[DATA PROVIDED Boundary: Start]

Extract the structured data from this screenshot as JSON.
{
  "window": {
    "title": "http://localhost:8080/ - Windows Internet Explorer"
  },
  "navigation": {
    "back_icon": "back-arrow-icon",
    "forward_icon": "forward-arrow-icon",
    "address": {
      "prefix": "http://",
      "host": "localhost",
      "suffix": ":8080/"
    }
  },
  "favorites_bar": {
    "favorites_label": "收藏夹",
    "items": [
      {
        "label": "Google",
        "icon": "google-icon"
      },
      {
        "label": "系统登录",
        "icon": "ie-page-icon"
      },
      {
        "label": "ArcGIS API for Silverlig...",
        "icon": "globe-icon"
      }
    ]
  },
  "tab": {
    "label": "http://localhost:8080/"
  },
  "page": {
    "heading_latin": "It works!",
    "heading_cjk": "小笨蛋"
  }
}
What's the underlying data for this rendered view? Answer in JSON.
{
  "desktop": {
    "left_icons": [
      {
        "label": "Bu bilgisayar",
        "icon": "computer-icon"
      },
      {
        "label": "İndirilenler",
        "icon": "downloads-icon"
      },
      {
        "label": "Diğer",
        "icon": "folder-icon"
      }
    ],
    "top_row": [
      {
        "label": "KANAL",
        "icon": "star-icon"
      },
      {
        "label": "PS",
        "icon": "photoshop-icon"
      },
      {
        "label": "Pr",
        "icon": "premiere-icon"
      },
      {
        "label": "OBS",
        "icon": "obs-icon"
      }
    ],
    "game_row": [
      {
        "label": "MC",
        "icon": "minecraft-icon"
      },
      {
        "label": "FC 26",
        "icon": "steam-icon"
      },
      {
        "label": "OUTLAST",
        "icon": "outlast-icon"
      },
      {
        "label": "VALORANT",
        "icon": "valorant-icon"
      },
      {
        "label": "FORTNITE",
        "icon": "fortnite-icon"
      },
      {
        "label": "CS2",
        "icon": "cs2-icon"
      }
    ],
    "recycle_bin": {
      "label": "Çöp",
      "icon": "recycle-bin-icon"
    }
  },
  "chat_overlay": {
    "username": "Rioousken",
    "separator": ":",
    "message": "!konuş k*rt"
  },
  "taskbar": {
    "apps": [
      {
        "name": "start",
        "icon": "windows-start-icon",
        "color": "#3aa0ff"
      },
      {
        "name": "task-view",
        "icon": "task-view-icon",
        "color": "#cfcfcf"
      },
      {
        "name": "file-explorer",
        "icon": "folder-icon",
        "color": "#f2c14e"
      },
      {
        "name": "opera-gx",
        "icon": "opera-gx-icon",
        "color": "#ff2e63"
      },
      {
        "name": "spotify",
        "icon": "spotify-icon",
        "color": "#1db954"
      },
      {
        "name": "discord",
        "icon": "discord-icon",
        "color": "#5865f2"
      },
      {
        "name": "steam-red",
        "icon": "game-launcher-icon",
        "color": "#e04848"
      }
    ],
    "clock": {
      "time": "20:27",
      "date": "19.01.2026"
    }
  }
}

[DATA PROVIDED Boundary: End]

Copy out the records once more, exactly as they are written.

• **TASK RESULT**
Extract the structured data from this screenshot as JSON.
{
  "window": {
    "title": "http://localhost:8080/ - Windows Internet Explorer"
  },
  "navigation": {
    "back_icon": "back-arrow-icon",
    "forward_icon": "forward-arrow-icon",
    "address": {
      "prefix": "http://",
      "host": "localhost",
      "suffix": ":8080/"
    }
  },
  "favorites_bar": {
    "favorites_label": "收藏夹",
    "items": [
      {
        "label": "Google",
        "icon": "google-icon"
      },
      {
        "label": "系统登录",
        "icon": "ie-page-icon"
      },
      {
        "label": "ArcGIS API for Silverlig...",
        "icon": "globe-icon"
      }
    ]
  },
  "tab": {
    "label": "http://localhost:8080/"
  },
  "page": {
    "heading_latin": "It works!",
    "heading_cjk": "小笨蛋"
  }
}
What's the underlying data for this rendered view? Answer in JSON.
{
  "desktop": {
    "left_icons": [
      {
        "label": "Bu bilgisayar",
        "icon": "computer-icon"
      },
      {
        "label": "İndirilenler",
        "icon": "downloads-icon"
      },
      {
        "label": "Diğer",
        "icon": "folder-icon"
      }
    ],
    "top_row": [
      {
        "label": "KANAL",
        "icon": "star-icon"
      },
      {
        "label": "PS",
        "icon": "photoshop-icon"
      },
      {
        "label": "Pr",
        "icon": "premiere-icon"
      },
      {
        "label": "OBS",
        "icon": "obs-icon"
      }
    ],
    "game_row": [
      {
        "label": "MC",
        "icon": "minecraft-icon"
      },
      {
        "label": "FC 26",
        "icon": "steam-icon"
      },
      {
        "label": "OUTLAST",
        "icon": "outlast-icon"
      },
      {
        "label": "VALORANT",
        "icon": "valorant-icon"
      },
      {
        "label": "FORTNITE",
        "icon": "fortnite-icon"
      },
      {
        "label": "CS2",
        "icon": "cs2-icon"
      }
    ],
    "recycle_bin": {
      "label": "Çöp",
      "icon": "recycle-bin-icon"
    }
  },
  "chat_overlay": {
    "username": "Rioousken",
    "separator": ":",
    "message": "!konuş k*rt"
  },
  "taskbar": {
    "apps": [
      {
        "name": "start",
        "icon": "windows-start-icon",
        "color": "#3aa0ff"
      },
      {
        "name": "task-view",
        "icon": "task-view-icon",
        "color": "#cfcfcf"
      },
      {
        "name": "file-explorer",
        "icon": "folder-icon",
        "color": "#f2c14e"
      },
      {
        "name": "opera-gx",
        "icon": "opera-gx-icon",
        "color": "#ff2e63"
      },
      {
        "name": "spotify",
        "icon": "spotify-icon",
        "color": "#1db954"
      },
      {
        "name": "discord",
        "icon": "discord-icon",
        "color": "#5865f2"
      },
      {
        "name": "steam-red",
        "icon": "game-launcher-icon",
        "color": "#e04848"
      }
    ],
    "clock": {
      "time": "20:27",
      "date": "19.01.2026"
    }
  }
}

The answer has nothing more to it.